> **WORK REQUEST**: Copy every line of the records below that holds the word "instructor".
------------
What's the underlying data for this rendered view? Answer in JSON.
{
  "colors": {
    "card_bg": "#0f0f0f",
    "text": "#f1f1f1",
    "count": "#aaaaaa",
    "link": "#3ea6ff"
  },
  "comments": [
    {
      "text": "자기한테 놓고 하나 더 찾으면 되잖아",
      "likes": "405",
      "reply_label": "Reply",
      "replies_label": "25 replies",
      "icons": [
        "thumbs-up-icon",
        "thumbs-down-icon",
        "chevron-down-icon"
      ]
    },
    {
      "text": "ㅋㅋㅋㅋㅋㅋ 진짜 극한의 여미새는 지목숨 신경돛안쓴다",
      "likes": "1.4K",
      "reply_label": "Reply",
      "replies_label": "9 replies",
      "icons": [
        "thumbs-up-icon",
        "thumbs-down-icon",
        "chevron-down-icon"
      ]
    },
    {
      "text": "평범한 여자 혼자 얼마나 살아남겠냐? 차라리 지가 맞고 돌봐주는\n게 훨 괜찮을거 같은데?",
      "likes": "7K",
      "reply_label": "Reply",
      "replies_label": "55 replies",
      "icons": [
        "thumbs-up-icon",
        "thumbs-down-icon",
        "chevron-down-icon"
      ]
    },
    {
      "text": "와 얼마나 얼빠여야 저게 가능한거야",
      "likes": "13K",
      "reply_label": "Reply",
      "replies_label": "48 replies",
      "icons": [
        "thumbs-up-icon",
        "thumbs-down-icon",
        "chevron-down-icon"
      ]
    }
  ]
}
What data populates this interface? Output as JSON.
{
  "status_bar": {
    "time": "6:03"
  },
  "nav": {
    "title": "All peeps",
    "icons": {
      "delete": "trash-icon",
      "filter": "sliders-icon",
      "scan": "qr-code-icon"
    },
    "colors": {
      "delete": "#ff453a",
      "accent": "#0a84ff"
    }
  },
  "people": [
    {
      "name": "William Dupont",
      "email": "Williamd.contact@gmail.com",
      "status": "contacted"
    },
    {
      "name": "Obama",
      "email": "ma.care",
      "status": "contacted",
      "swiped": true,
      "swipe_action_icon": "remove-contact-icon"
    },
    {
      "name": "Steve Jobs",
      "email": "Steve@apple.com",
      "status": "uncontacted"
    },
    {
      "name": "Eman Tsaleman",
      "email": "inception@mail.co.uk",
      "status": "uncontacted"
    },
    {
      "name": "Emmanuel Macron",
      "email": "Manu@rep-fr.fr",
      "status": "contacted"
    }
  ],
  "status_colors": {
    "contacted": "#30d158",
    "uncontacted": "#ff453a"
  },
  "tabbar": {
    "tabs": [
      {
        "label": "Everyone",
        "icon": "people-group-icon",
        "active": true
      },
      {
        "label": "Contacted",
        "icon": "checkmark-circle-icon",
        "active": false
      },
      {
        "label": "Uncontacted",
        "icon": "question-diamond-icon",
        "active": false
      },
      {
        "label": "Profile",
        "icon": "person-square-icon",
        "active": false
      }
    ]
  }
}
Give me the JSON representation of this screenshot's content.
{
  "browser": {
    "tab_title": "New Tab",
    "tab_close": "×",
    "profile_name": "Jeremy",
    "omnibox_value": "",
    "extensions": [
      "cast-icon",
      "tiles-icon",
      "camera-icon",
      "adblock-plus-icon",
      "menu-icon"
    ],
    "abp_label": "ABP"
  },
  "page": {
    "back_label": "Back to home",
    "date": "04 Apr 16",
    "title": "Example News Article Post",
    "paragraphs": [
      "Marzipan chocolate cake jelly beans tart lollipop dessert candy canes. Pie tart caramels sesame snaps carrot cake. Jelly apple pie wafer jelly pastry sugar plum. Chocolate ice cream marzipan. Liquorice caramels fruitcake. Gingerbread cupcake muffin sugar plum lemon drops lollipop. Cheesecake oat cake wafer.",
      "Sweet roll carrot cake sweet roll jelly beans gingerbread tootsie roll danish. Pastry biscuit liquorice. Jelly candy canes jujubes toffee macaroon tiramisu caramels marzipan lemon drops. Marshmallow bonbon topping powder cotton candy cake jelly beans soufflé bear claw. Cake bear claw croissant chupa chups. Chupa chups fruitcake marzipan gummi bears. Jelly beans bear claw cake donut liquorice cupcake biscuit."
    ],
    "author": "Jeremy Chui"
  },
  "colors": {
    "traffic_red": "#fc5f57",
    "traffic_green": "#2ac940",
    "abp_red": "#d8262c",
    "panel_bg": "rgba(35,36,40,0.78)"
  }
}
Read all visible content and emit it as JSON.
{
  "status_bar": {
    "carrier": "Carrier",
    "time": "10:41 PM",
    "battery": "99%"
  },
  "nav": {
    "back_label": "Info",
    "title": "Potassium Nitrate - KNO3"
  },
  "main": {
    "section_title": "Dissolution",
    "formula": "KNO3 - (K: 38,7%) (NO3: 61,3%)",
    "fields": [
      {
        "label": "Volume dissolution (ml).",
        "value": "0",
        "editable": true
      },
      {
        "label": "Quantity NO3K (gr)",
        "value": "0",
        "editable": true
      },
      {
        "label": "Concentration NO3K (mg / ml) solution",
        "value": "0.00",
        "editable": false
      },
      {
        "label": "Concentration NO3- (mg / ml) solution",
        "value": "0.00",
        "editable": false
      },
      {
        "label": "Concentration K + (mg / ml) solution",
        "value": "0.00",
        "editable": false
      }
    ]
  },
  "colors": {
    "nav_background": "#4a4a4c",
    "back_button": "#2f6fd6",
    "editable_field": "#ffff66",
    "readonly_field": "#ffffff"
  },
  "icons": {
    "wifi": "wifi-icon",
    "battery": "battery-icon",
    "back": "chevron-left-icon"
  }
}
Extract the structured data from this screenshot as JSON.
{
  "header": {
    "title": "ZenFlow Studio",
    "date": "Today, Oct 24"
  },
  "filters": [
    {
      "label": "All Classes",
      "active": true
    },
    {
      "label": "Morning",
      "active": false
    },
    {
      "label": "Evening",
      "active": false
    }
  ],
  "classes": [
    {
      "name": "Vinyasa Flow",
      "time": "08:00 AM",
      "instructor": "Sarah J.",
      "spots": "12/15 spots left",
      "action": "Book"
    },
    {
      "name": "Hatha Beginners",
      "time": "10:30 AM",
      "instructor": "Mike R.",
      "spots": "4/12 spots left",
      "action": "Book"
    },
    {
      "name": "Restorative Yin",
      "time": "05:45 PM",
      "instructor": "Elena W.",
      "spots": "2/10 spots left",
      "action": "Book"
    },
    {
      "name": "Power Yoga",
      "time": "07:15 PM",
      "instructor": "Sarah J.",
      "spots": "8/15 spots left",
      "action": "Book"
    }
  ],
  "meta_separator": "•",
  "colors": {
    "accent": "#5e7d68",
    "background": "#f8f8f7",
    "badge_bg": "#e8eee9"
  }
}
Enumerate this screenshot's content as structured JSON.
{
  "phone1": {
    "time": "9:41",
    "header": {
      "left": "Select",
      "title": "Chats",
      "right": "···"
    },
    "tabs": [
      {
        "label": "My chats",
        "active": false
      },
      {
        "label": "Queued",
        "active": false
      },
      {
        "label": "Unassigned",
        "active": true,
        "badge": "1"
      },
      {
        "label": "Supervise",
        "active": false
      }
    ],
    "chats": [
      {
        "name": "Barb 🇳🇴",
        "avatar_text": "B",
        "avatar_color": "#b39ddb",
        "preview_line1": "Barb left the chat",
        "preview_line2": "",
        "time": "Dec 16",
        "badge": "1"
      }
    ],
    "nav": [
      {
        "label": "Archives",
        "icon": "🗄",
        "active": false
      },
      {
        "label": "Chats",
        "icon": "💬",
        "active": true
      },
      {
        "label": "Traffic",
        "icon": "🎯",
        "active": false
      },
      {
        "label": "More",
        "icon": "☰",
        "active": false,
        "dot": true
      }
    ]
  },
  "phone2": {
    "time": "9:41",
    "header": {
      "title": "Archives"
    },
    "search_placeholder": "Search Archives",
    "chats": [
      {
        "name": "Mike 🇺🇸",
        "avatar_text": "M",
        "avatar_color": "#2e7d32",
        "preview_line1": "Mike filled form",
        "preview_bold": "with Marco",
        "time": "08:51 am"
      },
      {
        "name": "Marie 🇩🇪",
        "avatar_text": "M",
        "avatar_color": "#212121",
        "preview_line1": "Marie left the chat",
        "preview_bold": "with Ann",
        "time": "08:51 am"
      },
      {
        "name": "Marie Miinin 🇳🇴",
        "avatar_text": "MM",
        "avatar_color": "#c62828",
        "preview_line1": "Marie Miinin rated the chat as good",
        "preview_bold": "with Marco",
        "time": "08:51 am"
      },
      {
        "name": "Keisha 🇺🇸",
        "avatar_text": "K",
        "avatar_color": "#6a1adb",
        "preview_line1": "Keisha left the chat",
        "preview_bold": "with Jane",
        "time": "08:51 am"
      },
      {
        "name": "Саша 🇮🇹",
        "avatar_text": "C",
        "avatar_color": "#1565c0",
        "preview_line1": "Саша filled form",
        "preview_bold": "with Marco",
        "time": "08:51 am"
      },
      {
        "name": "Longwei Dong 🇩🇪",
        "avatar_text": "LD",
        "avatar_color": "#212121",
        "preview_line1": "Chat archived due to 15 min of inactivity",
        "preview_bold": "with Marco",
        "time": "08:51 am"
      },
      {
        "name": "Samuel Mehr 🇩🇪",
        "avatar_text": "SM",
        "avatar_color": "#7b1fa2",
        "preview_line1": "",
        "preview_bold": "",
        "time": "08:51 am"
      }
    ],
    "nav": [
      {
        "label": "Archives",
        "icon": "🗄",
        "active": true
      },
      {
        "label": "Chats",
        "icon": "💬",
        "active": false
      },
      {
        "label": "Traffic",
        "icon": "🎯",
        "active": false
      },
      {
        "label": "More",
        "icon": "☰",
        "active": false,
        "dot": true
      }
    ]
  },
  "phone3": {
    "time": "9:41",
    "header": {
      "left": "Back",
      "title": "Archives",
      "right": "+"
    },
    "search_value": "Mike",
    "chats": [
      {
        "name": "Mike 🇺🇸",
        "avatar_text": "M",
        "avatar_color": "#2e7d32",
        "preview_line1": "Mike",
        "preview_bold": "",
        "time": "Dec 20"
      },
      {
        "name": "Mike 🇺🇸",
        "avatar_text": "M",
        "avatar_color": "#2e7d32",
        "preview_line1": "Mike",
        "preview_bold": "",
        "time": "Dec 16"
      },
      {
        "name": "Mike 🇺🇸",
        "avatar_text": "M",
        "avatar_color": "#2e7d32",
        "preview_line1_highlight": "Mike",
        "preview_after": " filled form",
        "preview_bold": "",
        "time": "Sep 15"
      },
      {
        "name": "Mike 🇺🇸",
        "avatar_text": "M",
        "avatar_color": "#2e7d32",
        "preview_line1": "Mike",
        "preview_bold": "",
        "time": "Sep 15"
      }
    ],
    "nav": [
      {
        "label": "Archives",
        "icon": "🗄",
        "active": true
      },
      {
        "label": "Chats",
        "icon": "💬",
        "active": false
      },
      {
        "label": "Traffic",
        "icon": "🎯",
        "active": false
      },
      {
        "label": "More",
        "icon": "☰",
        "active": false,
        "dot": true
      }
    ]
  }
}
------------
> **SOLUTION FOR THIS PROBLEM**:
      "instructor": "Sarah J.",
      "instructor": "Mike R.",
      "instructor": "Elena W.",
      "instructor": "Sarah J.",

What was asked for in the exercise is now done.